Tafadzwa Zimoyo Senior Arts Reporter
THEATRE enthusiasts were recently treated to a rare artistic delicacy when Chiedza Makwara unleashed “Bongile We Are”, a musical theatre, at Reps Theatre in the capital. For three days, Reps Theatre was filled to the rafters, as theatre enthusiasts watched the play.
The production featured four music stars, Hope Masike, Gemma Griffiths, Tahle weDzinza, Bryn K and a plethora of exceptional dancers, who took the audience on an artistic journey through exhibition of their various talents.
It was one of many instances that points to a boom in local theatre, with a lot of activities being lined up, be it in the ghetto or up market.
Generally, theatre, dance and other performing arts teach people how to express themselves effectively.
Theatre also teaches society, pointing out the attitudes and mindsets of communities and can be a tool used to educate people about their current conditions.
The good thing is that the genre is managing to slowly retain its lost glory. A survey conducted by The Herald Arts revealed that, if the sector can be taken seriously and with its people being respected, it can not only boost the arts industry, but the whole tourism sector as well.
Theatre used to be one the most followed genres, where scores of people would gather, follow and fill spaces with various acts being performed.
Missing a single act would make its followers feel like having lost a fortune because of the dominance and quality of plays that were being produced those days.
Children Performing Arts Workshop (Chipawo) manager, Chipo Basopo, confirmed that theatre is returning to its glory considering the number of shows and performances coupled with tickets being sold out at venues.
She said there is so much that theatre can teach about history and culture.
“From the clothing that people wore during the time of the show, to the way they talked and acted.
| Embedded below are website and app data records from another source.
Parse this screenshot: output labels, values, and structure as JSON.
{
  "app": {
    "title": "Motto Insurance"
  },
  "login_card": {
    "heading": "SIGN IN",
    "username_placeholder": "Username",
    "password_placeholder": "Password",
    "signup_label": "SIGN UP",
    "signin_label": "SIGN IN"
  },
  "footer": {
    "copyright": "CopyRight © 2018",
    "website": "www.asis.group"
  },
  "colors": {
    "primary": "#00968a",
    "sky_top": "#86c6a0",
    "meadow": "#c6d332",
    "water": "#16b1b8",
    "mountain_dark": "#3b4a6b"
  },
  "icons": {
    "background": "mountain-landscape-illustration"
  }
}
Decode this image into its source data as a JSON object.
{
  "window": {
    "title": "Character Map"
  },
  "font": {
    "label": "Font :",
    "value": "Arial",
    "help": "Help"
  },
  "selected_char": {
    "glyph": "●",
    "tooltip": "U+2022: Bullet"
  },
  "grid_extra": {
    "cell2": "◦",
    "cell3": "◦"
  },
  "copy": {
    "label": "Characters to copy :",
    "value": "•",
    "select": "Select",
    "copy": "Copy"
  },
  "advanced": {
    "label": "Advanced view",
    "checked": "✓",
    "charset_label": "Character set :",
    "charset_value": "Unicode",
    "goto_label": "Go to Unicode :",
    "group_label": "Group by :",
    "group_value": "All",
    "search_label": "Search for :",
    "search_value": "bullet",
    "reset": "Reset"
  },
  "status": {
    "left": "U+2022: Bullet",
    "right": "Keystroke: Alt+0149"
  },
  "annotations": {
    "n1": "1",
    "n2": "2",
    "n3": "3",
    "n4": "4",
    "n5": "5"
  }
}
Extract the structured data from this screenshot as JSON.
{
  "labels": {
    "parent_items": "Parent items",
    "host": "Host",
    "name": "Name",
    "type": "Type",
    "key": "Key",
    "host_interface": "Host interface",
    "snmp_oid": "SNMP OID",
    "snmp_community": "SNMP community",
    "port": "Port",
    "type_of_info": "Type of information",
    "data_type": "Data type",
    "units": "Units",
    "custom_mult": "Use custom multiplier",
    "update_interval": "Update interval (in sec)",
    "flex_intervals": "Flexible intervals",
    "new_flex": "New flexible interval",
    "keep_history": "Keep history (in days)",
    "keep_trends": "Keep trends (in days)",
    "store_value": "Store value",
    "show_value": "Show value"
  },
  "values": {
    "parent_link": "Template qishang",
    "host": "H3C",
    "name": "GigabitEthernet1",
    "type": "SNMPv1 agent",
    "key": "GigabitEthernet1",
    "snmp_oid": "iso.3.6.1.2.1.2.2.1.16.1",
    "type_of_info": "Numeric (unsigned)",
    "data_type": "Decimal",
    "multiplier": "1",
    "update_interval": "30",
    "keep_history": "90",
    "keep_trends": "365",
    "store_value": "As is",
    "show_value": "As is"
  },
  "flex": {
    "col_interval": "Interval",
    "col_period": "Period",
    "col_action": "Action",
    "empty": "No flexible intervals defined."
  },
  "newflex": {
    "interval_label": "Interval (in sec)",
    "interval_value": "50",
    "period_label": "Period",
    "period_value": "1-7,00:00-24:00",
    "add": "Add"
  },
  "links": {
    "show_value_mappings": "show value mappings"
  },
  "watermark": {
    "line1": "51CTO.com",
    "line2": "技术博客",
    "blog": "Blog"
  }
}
Shakespearean plays, for example, took in place in a historical and cultural period much different from our own.
“Through his plays, we learn about different mannerisms, cultural norms, and how people dressed and acted at the time of his plays,” she said.
Basopo said there were in the process of staging a series of plays this month, under the theme ‘A Time with Uncle Steve’, in honour of the late legendary playwright Stephen Chifunyise.
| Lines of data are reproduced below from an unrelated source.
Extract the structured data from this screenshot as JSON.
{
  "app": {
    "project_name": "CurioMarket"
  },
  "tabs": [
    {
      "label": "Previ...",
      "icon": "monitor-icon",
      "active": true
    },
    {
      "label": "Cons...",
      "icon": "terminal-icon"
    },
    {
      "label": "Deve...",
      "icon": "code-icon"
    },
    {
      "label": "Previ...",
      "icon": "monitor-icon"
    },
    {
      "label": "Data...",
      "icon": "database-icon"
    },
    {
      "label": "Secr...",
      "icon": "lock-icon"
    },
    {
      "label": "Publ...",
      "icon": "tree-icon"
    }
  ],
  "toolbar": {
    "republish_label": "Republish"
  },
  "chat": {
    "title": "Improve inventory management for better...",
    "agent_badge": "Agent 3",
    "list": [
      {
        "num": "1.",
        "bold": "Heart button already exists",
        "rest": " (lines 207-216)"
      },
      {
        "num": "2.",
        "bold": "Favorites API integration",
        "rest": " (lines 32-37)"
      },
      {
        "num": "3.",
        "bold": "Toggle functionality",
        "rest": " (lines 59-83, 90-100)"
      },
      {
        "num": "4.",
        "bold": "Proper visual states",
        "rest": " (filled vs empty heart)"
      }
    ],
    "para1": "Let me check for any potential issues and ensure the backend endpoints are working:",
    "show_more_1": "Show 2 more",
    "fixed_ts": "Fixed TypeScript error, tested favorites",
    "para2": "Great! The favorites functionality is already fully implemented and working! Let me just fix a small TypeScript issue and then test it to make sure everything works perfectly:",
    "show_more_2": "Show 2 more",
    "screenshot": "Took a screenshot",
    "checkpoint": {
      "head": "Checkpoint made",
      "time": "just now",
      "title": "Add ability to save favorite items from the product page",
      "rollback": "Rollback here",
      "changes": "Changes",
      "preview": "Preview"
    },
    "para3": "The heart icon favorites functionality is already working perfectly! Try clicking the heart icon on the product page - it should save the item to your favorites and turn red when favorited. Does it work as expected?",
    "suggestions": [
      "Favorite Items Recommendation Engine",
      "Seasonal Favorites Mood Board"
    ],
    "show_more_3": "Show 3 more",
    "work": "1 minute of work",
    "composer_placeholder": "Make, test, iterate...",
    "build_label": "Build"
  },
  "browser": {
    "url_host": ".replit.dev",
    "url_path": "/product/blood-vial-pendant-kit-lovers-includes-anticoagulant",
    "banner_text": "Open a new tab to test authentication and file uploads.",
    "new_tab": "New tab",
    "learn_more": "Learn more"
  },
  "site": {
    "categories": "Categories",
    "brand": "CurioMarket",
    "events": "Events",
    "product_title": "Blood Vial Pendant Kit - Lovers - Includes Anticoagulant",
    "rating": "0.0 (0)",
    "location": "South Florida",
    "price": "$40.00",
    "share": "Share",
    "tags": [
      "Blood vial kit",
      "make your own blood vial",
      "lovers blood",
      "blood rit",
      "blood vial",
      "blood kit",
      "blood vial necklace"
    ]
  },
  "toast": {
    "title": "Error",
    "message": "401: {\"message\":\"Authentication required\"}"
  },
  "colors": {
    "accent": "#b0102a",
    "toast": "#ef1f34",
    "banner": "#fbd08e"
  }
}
The first play, Vicious, written and directed for UNFPA by Chifunyise will be staged on from today.
The play touches on various issues affecting most Zimbabwean communities including poverty and HIV from a fresh perspective.
It features Chipo Basopo, Robert Chiyama, Kundai Chipagara, Tafadzwa Munjoma, Kidman Basopo, and Sabinah Rwatizha among others.
Asked how they are surviving in the arts industry where music, fashion and modelling are dominating, she said theatre has been in existence for years and they have their own audience.
“We are recording full houses at our events. Gone are the days when we had no opportunity to showcase our talents because we were not respected and appreciated.
“Allow me to thank the Ministry of Youth, Sport, Arts and Recreation for fully supporting some of our initiatives,” she said.